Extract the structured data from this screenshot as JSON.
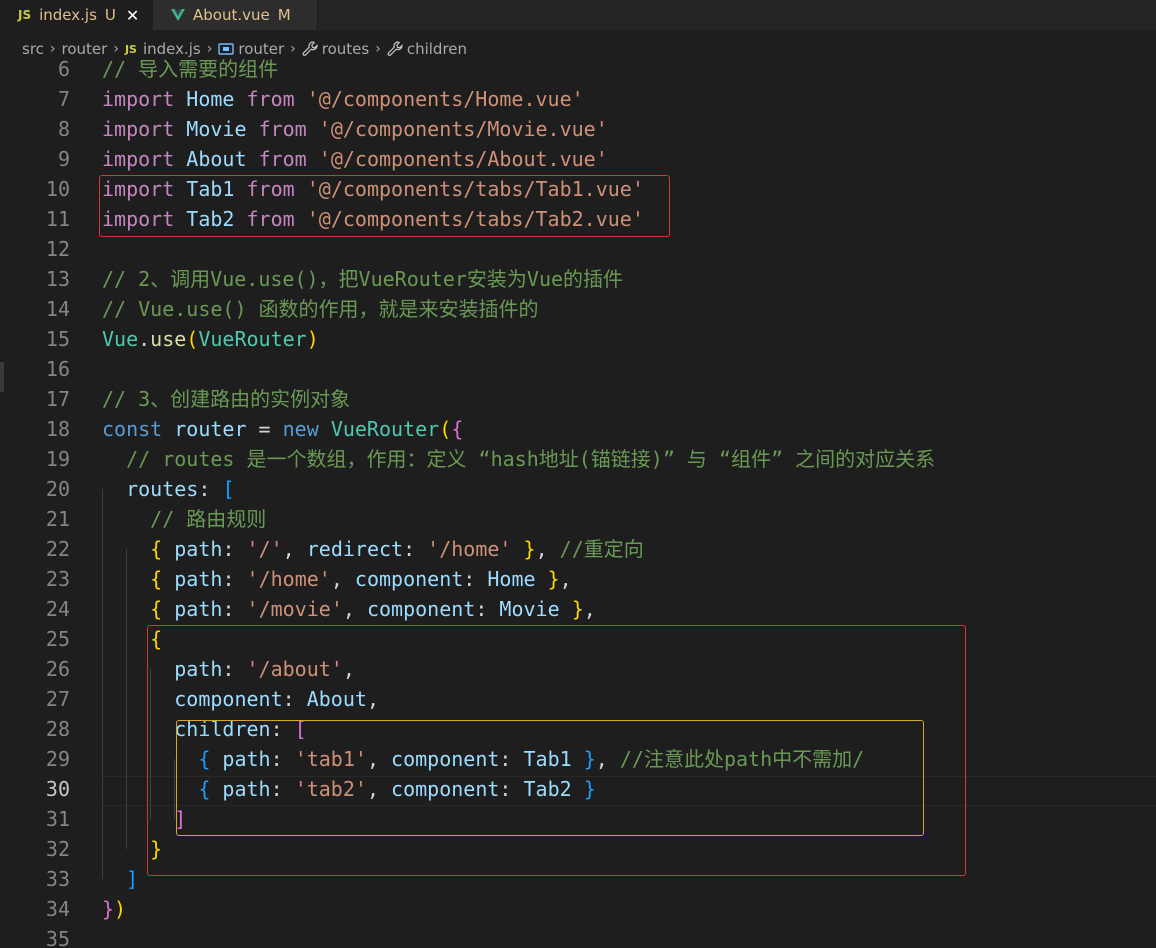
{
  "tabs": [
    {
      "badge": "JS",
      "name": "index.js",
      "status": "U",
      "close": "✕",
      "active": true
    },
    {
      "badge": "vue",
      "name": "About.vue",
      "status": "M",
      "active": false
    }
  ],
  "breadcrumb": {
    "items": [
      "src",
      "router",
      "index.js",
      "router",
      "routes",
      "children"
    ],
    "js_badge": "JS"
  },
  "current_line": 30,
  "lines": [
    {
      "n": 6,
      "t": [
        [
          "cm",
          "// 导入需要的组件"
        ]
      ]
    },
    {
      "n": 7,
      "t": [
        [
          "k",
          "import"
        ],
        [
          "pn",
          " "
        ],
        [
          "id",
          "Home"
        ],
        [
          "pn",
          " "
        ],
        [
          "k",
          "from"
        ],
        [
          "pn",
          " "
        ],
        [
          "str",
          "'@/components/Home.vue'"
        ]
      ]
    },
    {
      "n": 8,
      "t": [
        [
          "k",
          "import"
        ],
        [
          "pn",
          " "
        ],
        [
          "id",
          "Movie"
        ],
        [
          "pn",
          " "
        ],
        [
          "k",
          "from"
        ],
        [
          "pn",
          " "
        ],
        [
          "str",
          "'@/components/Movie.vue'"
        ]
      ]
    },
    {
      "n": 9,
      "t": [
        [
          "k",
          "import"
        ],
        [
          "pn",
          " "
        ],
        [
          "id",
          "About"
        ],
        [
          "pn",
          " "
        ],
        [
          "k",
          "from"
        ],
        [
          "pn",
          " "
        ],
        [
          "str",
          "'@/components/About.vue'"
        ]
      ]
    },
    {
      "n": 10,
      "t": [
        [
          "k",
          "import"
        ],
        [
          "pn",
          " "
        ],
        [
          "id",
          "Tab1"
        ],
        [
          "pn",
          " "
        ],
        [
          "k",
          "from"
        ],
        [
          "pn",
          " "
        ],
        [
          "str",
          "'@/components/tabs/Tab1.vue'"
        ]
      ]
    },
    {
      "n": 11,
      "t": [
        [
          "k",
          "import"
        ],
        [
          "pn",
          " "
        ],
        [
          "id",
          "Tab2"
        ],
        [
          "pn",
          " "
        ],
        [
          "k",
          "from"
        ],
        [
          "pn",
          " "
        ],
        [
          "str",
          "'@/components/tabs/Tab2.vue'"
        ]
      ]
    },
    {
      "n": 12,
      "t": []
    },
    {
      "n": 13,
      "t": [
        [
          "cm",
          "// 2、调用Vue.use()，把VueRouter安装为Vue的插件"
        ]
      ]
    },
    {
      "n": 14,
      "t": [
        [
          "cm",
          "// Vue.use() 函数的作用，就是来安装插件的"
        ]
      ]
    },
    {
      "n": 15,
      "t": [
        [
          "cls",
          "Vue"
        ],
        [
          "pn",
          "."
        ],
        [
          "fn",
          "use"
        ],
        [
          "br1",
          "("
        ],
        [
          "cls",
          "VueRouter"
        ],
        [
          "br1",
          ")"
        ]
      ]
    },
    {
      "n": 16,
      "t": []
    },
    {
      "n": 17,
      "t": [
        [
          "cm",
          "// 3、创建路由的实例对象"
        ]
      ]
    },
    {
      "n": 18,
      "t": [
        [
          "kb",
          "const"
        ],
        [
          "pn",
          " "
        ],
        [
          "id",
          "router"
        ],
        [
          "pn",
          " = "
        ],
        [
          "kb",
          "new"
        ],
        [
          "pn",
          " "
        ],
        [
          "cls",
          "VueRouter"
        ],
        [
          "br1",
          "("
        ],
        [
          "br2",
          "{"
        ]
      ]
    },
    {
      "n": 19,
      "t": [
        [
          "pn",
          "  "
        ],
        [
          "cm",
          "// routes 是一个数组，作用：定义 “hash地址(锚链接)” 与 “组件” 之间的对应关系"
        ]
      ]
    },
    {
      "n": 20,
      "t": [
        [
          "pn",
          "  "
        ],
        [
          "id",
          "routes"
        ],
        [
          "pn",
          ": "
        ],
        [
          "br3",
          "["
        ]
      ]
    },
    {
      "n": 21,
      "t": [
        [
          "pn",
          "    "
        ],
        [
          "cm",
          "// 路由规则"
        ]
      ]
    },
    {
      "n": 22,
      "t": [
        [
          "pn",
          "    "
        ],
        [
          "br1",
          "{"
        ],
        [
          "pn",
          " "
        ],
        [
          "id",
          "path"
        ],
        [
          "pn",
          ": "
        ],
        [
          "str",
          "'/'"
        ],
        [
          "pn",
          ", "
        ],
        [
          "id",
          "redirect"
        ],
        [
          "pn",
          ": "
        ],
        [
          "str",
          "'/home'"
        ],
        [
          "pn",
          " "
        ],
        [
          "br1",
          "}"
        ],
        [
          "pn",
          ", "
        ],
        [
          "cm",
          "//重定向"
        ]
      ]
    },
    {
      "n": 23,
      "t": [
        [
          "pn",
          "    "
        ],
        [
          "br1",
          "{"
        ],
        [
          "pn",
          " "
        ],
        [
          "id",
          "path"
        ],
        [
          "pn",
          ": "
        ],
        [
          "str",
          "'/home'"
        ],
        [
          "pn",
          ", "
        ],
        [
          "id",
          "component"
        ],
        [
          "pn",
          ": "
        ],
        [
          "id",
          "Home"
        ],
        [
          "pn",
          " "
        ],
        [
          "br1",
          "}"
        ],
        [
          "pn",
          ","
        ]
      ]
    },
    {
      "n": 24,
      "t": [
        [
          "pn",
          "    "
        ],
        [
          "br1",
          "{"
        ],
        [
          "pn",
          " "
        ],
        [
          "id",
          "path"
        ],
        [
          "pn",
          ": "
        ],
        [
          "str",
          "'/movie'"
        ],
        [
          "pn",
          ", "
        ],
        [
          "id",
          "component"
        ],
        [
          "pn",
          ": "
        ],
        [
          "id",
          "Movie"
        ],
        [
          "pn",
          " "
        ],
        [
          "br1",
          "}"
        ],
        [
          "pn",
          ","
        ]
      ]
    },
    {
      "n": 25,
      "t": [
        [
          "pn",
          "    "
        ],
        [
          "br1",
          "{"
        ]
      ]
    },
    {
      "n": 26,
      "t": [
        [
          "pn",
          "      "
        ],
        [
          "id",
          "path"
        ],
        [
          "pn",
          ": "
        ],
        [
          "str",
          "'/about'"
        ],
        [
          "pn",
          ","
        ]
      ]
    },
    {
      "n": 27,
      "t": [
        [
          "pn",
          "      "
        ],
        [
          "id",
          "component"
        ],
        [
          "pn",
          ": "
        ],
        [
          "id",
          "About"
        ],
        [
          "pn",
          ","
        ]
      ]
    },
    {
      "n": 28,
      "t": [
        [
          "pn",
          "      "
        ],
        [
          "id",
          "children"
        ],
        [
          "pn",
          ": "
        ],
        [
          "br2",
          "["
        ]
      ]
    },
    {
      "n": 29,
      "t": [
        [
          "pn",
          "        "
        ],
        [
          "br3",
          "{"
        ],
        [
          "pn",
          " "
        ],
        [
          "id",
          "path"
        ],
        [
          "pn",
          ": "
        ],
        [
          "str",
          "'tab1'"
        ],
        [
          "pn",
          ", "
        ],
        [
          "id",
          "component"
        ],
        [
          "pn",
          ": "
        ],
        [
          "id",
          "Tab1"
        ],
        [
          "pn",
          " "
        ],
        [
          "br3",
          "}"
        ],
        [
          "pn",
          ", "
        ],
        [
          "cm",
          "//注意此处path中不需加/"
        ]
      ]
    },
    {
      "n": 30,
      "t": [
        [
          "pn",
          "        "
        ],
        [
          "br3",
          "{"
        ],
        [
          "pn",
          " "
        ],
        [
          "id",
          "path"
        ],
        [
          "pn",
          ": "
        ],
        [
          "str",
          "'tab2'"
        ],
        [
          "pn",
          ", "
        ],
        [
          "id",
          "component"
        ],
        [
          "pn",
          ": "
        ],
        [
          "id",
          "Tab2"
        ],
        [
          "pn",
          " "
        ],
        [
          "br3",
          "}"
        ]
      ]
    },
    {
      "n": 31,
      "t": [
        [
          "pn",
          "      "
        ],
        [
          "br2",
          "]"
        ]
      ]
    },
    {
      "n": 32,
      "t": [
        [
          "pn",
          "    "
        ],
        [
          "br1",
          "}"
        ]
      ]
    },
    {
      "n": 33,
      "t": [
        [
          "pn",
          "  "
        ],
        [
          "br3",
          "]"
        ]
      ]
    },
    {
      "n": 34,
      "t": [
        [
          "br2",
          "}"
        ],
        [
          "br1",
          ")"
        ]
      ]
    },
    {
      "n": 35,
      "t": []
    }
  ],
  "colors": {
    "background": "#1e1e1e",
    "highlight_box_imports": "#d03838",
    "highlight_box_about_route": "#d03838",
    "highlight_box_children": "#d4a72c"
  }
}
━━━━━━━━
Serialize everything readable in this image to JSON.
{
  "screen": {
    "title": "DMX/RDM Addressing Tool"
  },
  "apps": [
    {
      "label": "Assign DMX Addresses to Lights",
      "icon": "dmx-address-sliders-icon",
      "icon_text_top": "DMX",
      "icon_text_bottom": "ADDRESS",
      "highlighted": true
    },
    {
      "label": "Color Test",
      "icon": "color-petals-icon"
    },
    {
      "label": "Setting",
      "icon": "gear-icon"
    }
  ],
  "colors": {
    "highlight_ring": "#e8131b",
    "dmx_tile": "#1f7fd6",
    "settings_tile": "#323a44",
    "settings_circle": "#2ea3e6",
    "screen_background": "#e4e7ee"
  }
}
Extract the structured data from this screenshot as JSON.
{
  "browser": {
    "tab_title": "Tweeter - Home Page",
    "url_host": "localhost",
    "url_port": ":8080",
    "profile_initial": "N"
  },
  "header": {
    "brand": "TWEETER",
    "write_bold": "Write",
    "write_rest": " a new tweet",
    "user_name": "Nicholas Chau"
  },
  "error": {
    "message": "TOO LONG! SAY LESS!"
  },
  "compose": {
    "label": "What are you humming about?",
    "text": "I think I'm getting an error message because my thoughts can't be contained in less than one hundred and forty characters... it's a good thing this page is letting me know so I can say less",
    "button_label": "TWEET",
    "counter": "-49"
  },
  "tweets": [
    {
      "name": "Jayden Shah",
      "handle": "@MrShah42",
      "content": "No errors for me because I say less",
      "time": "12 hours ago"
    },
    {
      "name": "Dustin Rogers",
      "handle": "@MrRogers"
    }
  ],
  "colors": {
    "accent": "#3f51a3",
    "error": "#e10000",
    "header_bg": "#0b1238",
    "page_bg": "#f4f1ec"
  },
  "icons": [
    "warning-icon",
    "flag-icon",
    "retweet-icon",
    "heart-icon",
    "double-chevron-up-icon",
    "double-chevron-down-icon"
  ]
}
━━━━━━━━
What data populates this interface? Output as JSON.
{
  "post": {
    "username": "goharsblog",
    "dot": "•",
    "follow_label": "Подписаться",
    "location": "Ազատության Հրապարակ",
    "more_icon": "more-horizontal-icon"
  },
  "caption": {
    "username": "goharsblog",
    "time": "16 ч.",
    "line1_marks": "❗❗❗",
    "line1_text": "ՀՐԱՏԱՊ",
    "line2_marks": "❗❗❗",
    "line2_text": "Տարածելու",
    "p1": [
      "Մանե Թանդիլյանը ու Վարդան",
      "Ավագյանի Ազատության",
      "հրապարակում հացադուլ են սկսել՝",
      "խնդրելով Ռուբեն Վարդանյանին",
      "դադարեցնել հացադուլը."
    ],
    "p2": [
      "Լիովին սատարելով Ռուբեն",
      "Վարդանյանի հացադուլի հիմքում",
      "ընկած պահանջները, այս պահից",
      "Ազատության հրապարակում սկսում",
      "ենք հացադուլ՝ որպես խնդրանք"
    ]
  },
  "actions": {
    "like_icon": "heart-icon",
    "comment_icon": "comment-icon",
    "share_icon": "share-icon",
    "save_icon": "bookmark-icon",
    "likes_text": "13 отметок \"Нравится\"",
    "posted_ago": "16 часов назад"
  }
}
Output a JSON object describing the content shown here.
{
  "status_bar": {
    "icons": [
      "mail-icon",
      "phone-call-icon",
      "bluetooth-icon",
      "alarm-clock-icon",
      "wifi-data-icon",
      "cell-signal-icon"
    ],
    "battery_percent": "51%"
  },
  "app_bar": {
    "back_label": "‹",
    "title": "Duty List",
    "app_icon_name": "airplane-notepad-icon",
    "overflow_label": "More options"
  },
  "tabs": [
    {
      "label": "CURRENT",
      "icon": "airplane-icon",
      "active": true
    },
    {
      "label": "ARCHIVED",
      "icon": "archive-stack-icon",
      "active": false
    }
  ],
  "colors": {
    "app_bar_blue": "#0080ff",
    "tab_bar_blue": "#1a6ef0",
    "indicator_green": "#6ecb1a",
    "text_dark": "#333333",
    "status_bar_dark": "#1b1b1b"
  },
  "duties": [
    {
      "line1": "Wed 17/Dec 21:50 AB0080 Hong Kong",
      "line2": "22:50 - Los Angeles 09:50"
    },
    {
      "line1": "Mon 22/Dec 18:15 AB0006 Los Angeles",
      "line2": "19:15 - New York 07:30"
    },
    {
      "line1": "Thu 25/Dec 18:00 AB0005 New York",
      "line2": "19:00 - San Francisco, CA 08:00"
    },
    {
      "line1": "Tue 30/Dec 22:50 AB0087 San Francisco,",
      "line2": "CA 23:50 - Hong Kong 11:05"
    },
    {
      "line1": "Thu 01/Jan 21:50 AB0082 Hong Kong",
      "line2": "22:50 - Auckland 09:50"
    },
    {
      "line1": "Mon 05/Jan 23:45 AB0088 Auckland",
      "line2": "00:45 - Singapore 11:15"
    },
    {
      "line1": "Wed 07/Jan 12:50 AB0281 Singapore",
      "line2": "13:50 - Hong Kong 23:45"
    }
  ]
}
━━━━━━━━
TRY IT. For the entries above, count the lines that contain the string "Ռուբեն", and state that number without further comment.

SOLUTION FOR THIS PROBLEM. 2